■ **Exercise instructions**
Among the entries that follow, find every line with the word "title" and list it.

=======

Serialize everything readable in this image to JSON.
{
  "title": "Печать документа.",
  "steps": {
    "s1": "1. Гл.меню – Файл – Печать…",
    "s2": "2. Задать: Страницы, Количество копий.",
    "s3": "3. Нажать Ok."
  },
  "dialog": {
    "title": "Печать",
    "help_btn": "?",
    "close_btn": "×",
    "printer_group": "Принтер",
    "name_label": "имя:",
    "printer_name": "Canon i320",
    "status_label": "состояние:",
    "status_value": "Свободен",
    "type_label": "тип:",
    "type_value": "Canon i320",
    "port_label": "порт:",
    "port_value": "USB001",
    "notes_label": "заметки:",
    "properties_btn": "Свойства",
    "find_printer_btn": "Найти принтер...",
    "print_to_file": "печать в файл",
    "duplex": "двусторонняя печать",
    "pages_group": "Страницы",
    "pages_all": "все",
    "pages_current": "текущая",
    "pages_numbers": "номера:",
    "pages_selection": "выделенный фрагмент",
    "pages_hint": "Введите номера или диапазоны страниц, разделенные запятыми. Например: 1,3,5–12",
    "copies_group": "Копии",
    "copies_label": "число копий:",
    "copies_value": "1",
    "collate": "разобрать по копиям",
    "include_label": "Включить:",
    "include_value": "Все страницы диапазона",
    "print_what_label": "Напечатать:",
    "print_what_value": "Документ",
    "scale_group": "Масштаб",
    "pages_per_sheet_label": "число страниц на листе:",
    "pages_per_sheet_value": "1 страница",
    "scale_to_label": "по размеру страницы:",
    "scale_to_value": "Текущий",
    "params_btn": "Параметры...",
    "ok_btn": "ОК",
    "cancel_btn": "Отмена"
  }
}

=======

■ **Expected output**
  "title": "Печать документа.",
    "title": "Печать",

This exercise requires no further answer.